#### MATERIAL FOR THE TASK
-=-=-
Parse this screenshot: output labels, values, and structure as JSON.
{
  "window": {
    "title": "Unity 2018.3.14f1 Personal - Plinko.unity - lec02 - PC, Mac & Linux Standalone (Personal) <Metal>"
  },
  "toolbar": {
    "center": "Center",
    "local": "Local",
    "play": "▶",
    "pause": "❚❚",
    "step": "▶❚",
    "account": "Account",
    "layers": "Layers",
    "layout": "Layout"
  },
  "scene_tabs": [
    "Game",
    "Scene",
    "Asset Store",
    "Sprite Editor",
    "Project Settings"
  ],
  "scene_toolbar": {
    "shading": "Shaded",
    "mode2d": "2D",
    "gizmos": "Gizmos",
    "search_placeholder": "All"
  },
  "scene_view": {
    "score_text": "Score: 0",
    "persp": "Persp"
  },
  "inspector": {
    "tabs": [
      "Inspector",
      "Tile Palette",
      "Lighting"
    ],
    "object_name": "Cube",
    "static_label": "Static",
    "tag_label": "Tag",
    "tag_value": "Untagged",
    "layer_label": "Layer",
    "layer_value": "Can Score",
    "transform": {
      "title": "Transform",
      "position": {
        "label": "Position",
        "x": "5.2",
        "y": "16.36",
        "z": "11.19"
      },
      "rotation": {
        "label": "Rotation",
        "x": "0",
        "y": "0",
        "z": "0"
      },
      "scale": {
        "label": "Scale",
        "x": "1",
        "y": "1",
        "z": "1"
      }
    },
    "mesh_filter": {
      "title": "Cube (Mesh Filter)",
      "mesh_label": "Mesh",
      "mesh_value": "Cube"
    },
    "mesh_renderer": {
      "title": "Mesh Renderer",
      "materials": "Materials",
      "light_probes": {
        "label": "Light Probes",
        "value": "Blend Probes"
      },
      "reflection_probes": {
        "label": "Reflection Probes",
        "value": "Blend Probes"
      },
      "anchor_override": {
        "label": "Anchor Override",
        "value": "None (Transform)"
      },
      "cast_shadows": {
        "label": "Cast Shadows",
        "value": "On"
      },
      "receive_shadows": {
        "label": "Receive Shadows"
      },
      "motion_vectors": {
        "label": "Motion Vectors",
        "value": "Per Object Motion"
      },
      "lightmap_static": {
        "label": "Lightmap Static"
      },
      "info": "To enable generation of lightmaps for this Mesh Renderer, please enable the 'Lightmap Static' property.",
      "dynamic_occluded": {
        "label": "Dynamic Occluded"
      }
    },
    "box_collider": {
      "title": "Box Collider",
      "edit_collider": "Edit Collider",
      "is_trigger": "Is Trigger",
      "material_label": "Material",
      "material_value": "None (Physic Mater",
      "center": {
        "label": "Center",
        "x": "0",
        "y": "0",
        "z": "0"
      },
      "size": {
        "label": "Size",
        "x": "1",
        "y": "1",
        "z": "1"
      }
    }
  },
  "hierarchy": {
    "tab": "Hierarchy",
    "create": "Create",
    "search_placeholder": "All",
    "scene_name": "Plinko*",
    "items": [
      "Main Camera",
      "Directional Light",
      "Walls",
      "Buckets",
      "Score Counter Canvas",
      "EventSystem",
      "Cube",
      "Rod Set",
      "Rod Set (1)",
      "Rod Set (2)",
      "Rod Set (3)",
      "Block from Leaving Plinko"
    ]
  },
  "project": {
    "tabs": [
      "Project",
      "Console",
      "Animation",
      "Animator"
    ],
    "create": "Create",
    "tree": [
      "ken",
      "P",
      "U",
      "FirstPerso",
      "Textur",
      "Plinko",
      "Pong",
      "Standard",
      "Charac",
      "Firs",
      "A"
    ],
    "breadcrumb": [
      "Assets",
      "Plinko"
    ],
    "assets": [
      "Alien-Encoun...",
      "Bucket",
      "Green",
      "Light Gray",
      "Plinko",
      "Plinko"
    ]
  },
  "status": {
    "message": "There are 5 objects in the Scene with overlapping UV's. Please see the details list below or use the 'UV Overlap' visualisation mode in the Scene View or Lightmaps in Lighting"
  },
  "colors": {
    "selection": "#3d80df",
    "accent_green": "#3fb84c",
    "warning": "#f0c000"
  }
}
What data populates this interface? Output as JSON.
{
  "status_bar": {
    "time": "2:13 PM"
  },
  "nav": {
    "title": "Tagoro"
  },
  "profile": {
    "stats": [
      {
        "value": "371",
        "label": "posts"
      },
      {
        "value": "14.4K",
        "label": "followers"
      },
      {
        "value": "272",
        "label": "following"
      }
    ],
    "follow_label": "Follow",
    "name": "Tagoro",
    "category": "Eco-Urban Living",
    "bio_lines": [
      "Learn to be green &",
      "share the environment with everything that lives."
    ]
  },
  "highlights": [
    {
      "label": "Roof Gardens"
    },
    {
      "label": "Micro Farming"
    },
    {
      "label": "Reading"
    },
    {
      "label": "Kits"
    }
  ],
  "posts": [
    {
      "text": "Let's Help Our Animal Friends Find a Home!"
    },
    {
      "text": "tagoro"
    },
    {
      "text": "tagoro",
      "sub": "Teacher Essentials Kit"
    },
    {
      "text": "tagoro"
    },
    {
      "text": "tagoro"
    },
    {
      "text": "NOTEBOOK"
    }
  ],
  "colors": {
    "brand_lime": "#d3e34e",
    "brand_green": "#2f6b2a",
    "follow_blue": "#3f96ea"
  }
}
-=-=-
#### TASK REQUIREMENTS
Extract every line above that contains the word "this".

#### YOUR RESPONSE
Parse this screenshot: output labels, values, and structure as JSON.
      "info": "To enable generation of lightmaps for this Mesh Renderer, please enable the 'Lightmap Static' property.",
What data populates this interface? Output as JSON.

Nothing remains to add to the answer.